1. θ = l⁄r.
When every point P circumscribes an arclength l such that a circle is formed, l = C and the angle measure θ is defined to be 2π. Therefore, it follows that:
2. θ = C⁄r
3. rθ = C
4. r2π = C
4'. C = 2πr.
Similarly, the degrees D of a circle are defined to be 360° when l = C. A radian R is defined to be the ratio of these 360° per archlength l.
5. R = 360°⁄l
Where l = C for a unit circle r = 1, then l = 2π. Therefore,
6. R = 360°⁄C
7. R = 360°⁄2πr
7'. 360° = 2πR
For the polar coordinate system, the point P is described by the vector components radius and polar angle:
8. P = (r,θ)
For the Cartesian coordinate system, the point P is described by the horitizonal x and vertical y vector components:
9. P = (x,y)
Notice the inequality between Cartesian and polar measures:

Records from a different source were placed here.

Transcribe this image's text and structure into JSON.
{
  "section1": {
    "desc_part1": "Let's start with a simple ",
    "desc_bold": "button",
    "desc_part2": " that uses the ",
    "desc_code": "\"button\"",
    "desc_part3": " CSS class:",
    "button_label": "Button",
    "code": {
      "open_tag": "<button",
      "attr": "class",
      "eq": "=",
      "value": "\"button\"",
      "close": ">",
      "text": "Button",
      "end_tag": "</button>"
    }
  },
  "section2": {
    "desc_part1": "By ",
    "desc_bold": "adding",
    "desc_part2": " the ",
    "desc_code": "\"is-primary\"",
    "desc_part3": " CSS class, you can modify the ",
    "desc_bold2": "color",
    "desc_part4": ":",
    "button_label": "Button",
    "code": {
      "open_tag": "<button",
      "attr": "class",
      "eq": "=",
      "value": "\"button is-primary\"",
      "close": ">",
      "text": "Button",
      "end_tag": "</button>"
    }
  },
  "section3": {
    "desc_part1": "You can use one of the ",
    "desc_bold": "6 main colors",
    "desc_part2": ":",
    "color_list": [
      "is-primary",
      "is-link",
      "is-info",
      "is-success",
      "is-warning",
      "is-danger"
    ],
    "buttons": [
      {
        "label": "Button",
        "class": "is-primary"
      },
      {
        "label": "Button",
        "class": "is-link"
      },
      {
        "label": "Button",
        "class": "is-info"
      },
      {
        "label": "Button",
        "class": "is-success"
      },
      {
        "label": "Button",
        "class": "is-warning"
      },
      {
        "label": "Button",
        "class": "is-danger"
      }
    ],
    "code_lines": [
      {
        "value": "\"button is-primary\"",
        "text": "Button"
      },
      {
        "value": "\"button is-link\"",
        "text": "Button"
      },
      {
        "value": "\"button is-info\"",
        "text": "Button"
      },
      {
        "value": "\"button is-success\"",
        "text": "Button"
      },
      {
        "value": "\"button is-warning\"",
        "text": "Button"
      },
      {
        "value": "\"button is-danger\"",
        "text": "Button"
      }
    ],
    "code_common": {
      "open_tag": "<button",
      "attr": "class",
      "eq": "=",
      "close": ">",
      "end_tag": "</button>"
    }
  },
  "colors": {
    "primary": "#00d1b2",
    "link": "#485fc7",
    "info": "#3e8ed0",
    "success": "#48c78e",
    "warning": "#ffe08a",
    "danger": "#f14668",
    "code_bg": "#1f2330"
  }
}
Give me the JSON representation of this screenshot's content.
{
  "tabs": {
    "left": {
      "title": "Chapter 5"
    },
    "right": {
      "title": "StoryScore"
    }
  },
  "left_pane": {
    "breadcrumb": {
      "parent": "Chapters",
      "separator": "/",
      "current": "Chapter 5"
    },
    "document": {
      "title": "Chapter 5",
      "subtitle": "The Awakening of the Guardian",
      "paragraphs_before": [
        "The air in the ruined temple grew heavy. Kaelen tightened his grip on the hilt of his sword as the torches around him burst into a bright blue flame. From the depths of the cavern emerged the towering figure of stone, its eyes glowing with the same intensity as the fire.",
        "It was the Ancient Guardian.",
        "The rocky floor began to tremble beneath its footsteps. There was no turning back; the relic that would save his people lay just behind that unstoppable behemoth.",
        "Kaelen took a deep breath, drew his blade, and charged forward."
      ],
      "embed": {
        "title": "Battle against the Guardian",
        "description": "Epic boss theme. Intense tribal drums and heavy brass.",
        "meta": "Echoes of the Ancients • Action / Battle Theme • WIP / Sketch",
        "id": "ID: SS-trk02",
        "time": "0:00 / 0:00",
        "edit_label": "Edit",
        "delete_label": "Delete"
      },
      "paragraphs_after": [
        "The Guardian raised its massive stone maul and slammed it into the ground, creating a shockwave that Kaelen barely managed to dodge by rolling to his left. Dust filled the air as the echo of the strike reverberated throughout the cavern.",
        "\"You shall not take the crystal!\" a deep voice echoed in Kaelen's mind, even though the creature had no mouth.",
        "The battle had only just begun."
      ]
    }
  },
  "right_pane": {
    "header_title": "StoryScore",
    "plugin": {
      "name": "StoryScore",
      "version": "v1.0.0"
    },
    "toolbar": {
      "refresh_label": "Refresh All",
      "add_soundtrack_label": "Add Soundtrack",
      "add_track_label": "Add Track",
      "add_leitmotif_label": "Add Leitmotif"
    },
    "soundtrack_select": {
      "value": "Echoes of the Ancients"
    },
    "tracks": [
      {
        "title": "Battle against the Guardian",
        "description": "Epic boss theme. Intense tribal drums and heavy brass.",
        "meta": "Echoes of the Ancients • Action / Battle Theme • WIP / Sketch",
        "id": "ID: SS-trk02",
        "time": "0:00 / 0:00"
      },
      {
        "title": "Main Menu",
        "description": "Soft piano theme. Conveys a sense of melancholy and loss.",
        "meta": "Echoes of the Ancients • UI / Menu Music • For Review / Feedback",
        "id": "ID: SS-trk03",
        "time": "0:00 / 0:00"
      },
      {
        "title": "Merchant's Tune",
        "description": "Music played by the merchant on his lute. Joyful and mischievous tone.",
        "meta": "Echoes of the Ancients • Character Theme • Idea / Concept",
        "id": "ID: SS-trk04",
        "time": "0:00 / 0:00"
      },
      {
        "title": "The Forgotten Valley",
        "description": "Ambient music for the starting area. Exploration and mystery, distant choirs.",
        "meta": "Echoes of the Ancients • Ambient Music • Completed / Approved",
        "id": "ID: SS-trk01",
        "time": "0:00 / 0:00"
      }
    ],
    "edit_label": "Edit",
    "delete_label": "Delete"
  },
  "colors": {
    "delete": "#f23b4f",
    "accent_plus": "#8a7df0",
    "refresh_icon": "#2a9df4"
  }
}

10. x < r
11. y < l
The Cartesian system is the foundation for triangular descriptions of a circle, or trigonometry. The trignometric functions of the polar angle θ are transformed to the Cartesian plane as:
12. sinθ = y⁄r
13. cosθ = x⁄r
And for all angle measures θ > 0,
14. tanθ = y⁄x
If r = 0, then a circle is undefined and these trignometric definitions are undefined.
The inverse trignometric functions are the multiplicative inverses of these trignometric definitions.
12'. cscθ = 1⁄sinθ
13'. secθ = 1⁄cosθ
14'. cotθ = x⁄y
According to the Pythagorean Theorem,
15. r2 = x2 + y2
Assume a unit circle r = 1. It follows from the trignometric function definitions that:
Substituting these Cartesian coordinates into the Pythagorean Theorem yields the fundamental, trigonometric identity:
18. 12 = cos2θ + sin2θ